They tell of old age, of sickness, of family breakdown through death and abandonment (in most cases this meant women being abandoned by men). Occasionally, large numbers of petitions were received in one year – the traces of economic depressions, usually caused by high food prices: ‘cost of living crises’, if you like. In the evocative words of one petition, that of John Troughton of Arkholme, poverty came out of the ‘many crosses and losses in this world’.

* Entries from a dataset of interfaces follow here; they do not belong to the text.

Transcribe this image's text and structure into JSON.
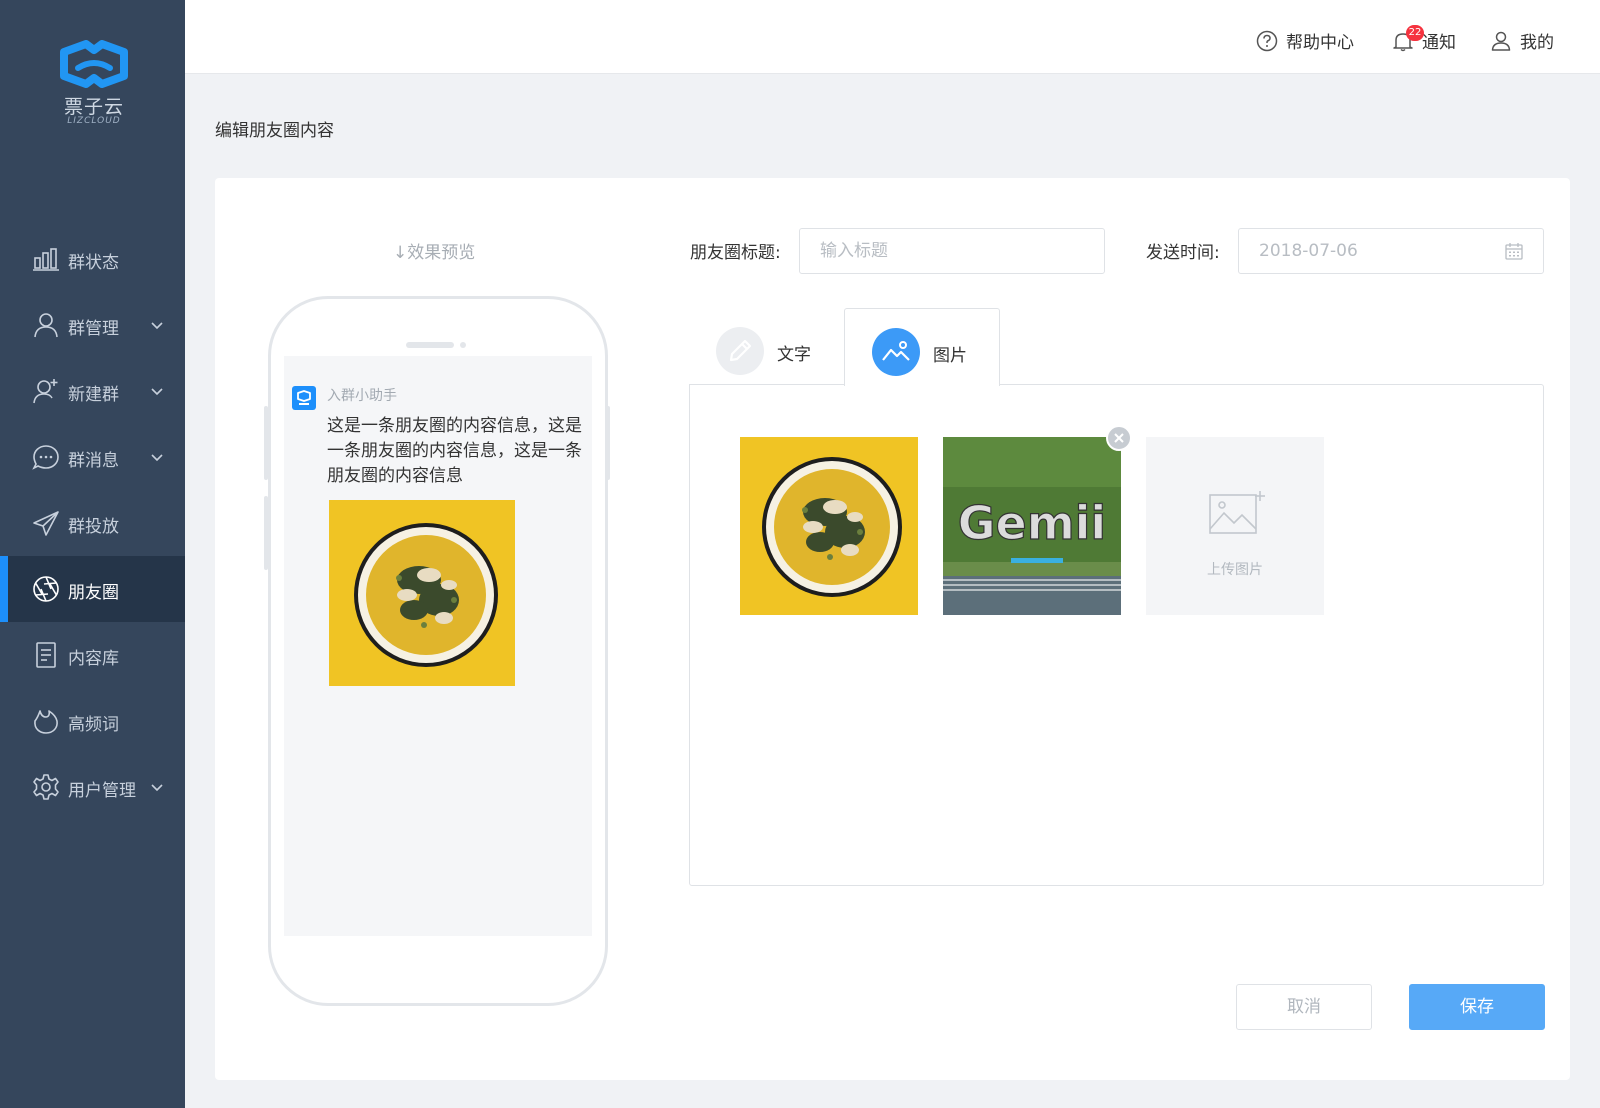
{
  "brand": {
    "name": "票子云",
    "sub": "LIZCLOUD",
    "color": "#1d8ffb"
  },
  "header": {
    "help": "帮助中心",
    "notify": "通知",
    "notify_count": "22",
    "mine": "我的"
  },
  "sidebar": {
    "items": [
      {
        "label": "群状态",
        "icon": "bar-chart-icon",
        "chevron": false
      },
      {
        "label": "群管理",
        "icon": "user-icon",
        "chevron": true
      },
      {
        "label": "新建群",
        "icon": "user-add-icon",
        "chevron": true
      },
      {
        "label": "群消息",
        "icon": "chat-bubble-icon",
        "chevron": true
      },
      {
        "label": "群投放",
        "icon": "paper-plane-icon",
        "chevron": false
      },
      {
        "label": "朋友圈",
        "icon": "aperture-icon",
        "chevron": false,
        "active": true
      },
      {
        "label": "内容库",
        "icon": "document-icon",
        "chevron": false
      },
      {
        "label": "高频词",
        "icon": "fire-icon",
        "chevron": false
      },
      {
        "label": "用户管理",
        "icon": "gear-icon",
        "chevron": true
      }
    ]
  },
  "page": {
    "title": "编辑朋友圈内容"
  },
  "preview": {
    "label": "↓效果预览",
    "poster": "入群小助手",
    "text": "这是一条朋友圈的内容信息，这是一条朋友圈的内容信息，这是一条朋友圈的内容信息"
  },
  "form": {
    "title_label": "朋友圈标题:",
    "title_placeholder": "输入标题",
    "time_label": "发送时间:",
    "time_value": "2018-07-06"
  },
  "tabs": [
    {
      "label": "文字",
      "icon": "pencil-icon"
    },
    {
      "label": "图片",
      "icon": "image-icon",
      "active": true
    }
  ],
  "upload": {
    "label": "上传图片"
  },
  "buttons": {
    "cancel": "取消",
    "save": "保存"
  },
  "thumb2_text": "Gemii"
}
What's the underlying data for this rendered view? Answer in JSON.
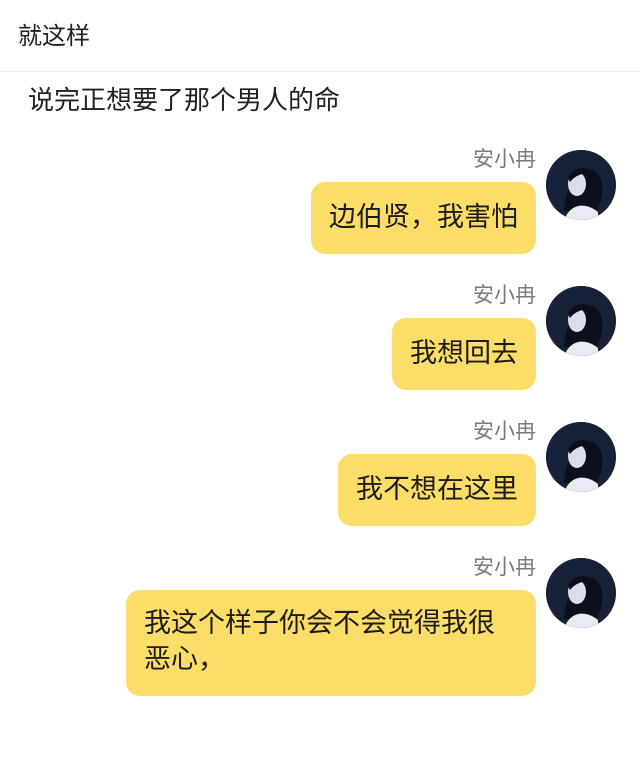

These ‘crosses and losses’ were the main reasons people looked, like John Troughton did, to England’s evolving system of poor relief. One of the greatest experiments in social policy in all of human history, the English Poor Law was always so much more than the workhouses and whipping posts of popular memory. When it gets described in the newspapers today, the ‘Elizabethan Poor Law’ is usually portrayed as harsh, unsympathetic, perhaps even barbaric.
But the brutal treatment of vagrants was just part of the story – far more important, and far more lasting, was the creation of a system in which every parish, large and small, rural and urban, northern and southern, was legally obliged to look after its poor. It was probably a major reason behind the ending of famine in England after 1623. And it was one of the few comforts available to the people whose stories are told in those thousands of Lancashire petitions.
The First Century of Welfare: Poverty and Poor Relief in Lancashire, c. 1620-1730 will be published in the autumn by Boydell and Brewer, RRP: £17.99.